None of these cases, however, stand for the proposition that the ALJ must ask an
endless number hypothetical questions to ascertain the available jobs. And plaintiff
fails to cite to a single case where, after the RFC was found to be supported by
substantial evidence, the ALJ’s questions pursuant to that RFC was deficient because
the ALJ did not ask even more specific questions regarding each, non-severe
impairment. See Qualls, 206 F.3d at 1373 (rejecting plaintiff’s argument “that the ALJ's
hypothetical questions to the [vocational expert] did not recite all of plaintiff's
impairments” because the questions asked “included all the limitations the ALJ
ultimately included in his RFC assessment”).
In any event, plaintiff does not argue that the job numbers are insignificant. Both
the Tenth Circuit and another court in this district have declined to find that the
Commissioner has failed to meet his burden when the plaintiff has not alleged that
alternative jobs do not exist in significant numbers. See Botello v. Astrue, 376 Fed.
App’x 847, 850-51 (10th Cir. 2010); Ghini v. Colvin, 82 F. Supp. 3d 1224, 1234-35 (D.
Colo. 2015). Here, the plaintiff does nothing more than argue that the RFC was
incorrect, which the Court already affirmed as being supported by substantial evidence.
The numbers are “more than sufficient” to meet the Commissioner’s burden at step five.
Ghini, 82 F. Supp. 3d at 1234.
For these reasons, it is
ORDERED that the decision of the Commissioner that plaintiff is not disabled is
AFFIRMED. It is further
ORDERED that this case is closed.
DATED March 30, 2021.
BY THE COURT:
PHILIP A. BRIMMER
Chief United States District Judge
Disclaimer: Justia Dockets & Filings provides public litigation records from the federal appellate and district courts.
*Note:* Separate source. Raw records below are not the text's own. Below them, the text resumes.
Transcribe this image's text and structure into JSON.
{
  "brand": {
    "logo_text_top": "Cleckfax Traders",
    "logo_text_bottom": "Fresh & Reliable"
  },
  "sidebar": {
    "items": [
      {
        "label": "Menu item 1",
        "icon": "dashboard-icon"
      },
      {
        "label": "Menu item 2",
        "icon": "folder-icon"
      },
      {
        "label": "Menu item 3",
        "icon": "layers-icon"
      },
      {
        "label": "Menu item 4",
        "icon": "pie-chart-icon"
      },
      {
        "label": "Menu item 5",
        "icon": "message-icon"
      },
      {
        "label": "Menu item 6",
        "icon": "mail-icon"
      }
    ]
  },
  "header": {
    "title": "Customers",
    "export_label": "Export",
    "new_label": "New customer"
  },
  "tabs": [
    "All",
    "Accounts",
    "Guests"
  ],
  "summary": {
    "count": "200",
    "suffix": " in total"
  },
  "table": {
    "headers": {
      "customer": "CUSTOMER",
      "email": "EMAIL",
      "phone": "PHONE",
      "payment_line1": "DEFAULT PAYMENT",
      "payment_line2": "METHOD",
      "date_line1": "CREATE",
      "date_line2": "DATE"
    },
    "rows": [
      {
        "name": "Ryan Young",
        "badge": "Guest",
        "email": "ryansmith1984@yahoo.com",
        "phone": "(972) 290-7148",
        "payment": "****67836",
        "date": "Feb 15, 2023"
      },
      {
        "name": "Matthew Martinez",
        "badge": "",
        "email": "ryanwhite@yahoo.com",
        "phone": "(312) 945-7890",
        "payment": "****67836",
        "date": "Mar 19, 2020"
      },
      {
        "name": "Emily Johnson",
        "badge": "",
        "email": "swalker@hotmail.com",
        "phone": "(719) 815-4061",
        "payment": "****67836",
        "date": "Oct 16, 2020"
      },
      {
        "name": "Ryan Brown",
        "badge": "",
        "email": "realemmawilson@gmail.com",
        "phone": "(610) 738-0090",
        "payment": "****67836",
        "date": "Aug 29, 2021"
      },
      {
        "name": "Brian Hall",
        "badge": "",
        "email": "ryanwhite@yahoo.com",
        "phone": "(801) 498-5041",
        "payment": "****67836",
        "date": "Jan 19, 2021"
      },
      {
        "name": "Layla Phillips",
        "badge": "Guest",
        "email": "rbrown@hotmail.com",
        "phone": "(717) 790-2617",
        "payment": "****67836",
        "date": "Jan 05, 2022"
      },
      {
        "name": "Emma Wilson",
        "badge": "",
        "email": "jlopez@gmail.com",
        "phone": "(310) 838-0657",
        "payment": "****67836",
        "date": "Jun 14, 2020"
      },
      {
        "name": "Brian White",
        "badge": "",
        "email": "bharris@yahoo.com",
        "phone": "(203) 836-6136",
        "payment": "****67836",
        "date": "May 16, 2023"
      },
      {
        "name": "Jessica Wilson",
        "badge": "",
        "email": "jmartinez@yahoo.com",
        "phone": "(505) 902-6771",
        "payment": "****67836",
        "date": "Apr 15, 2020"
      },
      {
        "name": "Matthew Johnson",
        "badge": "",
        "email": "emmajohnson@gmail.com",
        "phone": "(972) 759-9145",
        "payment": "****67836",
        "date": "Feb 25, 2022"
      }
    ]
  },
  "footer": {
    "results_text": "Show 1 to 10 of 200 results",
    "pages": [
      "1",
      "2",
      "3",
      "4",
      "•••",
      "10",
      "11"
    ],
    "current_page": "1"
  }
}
These filings and docket sheets should not be considered findings of fact or liability, nor do they necessarily reflect the view of Justia.
Why Is My Information Online?